* [Information supplied]
######
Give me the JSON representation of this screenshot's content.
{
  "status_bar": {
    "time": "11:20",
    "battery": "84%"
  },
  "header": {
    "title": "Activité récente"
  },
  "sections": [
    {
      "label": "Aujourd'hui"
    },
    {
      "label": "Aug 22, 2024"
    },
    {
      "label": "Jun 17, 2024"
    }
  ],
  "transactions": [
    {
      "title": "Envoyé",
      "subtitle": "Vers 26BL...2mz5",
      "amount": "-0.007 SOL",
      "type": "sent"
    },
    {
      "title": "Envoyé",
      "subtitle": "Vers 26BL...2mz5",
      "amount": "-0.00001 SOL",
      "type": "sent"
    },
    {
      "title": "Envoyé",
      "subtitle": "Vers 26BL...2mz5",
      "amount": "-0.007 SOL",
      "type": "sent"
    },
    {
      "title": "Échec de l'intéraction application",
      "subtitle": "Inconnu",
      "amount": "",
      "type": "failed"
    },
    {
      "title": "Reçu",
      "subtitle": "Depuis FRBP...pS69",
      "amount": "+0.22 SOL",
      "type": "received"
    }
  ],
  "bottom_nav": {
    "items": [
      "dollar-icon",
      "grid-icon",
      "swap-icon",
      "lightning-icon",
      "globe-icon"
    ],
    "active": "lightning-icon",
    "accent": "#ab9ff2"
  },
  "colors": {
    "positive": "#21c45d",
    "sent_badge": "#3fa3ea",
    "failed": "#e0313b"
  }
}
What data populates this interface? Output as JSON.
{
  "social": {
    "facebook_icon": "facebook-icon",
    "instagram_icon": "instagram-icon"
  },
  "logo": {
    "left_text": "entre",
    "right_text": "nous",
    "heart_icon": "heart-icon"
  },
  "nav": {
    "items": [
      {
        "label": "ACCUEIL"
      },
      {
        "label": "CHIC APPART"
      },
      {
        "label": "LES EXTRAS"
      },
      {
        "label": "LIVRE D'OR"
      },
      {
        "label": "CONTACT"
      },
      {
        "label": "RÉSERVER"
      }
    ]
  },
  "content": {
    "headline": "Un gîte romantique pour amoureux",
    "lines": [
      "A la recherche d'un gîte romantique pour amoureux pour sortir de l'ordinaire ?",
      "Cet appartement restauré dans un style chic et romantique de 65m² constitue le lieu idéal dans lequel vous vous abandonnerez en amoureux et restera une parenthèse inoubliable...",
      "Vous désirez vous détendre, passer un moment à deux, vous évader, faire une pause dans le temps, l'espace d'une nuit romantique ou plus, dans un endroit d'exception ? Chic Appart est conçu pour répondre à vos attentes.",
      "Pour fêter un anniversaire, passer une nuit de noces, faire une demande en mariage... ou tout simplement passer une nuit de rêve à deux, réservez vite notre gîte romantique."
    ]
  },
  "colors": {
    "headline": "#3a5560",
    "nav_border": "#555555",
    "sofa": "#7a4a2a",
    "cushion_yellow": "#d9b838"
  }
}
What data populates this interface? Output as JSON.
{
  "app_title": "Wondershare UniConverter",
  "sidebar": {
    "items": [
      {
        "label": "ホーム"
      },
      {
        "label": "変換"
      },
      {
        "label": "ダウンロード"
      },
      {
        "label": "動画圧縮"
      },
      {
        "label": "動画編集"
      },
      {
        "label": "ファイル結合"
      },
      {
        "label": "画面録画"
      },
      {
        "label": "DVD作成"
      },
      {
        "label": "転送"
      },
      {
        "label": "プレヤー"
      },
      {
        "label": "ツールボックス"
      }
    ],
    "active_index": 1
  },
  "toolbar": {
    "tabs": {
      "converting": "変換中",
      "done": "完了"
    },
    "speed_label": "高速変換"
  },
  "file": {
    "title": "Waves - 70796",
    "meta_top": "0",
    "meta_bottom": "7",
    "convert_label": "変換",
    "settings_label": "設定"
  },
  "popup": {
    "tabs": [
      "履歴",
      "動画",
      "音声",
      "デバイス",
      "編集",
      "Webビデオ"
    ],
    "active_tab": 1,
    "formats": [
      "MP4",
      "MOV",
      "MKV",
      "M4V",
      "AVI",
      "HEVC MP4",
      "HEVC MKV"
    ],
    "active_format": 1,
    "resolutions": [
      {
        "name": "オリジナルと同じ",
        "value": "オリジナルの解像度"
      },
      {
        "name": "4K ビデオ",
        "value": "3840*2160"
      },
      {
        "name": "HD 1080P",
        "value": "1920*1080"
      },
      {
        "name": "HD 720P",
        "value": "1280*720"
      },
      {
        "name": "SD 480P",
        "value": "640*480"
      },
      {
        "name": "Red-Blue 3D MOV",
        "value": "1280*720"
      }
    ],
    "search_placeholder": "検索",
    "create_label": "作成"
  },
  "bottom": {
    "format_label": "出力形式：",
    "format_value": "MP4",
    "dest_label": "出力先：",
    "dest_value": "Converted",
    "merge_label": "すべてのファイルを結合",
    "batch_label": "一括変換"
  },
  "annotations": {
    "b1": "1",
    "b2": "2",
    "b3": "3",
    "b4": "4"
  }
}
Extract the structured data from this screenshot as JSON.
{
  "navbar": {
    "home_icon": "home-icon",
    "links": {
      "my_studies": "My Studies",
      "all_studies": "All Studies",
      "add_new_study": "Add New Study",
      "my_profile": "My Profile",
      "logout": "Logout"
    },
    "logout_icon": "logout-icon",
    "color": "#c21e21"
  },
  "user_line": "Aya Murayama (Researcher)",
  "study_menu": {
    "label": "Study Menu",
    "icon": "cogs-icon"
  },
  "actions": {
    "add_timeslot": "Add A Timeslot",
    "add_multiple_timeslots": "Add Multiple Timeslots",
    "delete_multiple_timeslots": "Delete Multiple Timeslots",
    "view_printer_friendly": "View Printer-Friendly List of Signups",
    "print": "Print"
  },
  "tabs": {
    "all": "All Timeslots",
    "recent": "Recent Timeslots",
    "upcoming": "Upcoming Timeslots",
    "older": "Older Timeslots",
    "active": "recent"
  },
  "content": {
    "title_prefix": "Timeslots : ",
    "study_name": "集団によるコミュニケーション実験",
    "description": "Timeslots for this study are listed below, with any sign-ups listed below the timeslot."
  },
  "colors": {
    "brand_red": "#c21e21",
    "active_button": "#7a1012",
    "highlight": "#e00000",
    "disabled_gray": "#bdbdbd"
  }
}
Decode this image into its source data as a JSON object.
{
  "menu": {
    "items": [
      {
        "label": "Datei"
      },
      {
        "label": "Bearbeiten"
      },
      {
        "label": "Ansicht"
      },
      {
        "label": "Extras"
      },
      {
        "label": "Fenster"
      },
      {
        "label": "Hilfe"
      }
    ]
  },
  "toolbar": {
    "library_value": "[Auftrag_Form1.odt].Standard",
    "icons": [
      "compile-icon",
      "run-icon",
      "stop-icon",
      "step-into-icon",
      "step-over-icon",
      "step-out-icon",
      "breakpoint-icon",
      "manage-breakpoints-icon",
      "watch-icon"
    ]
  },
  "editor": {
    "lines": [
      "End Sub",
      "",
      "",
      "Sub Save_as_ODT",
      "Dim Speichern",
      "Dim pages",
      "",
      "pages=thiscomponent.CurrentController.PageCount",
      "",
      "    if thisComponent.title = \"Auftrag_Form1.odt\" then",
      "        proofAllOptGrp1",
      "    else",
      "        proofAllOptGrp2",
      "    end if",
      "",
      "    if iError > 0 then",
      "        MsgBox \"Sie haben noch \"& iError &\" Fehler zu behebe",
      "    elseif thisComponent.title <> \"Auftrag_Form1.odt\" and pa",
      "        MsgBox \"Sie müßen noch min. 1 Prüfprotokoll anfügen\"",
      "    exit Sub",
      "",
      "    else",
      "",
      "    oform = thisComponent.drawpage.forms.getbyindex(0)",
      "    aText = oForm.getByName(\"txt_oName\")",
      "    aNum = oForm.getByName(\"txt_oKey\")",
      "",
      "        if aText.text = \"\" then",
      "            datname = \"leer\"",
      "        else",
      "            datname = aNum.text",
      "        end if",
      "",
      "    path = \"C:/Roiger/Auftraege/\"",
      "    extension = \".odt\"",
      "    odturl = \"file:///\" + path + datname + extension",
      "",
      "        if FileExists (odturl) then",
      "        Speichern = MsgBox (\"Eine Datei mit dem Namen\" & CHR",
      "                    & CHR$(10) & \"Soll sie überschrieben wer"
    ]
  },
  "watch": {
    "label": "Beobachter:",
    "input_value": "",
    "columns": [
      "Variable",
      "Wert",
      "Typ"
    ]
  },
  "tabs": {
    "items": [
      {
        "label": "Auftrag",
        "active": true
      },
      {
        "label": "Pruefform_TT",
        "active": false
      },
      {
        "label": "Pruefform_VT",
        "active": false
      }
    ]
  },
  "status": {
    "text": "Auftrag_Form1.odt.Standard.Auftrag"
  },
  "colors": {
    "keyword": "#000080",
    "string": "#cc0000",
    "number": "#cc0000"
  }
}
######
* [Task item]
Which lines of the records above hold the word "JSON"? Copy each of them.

* [Solved problem]
Give me the JSON representation of this screenshot's content.
What data populates this interface? Output as JSON.
What data populates this interface? Output as JSON.
Extract the structured data from this screenshot as JSON.
Decode this image into its source data as a JSON object.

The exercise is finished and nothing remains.